- _Saved entries_:

------------------------------------

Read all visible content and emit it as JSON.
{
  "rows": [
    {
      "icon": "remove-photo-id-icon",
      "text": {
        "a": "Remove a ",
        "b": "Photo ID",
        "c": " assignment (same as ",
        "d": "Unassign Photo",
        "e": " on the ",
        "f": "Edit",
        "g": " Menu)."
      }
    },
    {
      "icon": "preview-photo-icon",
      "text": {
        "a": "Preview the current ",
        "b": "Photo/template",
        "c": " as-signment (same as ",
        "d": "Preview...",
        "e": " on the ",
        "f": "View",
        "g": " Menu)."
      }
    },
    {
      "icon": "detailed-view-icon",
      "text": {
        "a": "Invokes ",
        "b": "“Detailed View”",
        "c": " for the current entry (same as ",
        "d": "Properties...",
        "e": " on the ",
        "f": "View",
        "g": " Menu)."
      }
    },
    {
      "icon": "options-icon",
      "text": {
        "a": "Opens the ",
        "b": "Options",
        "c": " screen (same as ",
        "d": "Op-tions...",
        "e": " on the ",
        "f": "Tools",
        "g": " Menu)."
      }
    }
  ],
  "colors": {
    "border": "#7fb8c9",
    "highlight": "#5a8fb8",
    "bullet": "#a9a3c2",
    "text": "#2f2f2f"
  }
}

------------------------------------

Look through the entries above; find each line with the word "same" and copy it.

- _Response to this task_:
        "c": " assignment (same as ",
        "c": " as-signment (same as ",
        "c": " for the current entry (same as ",
        "c": " screen (same as ",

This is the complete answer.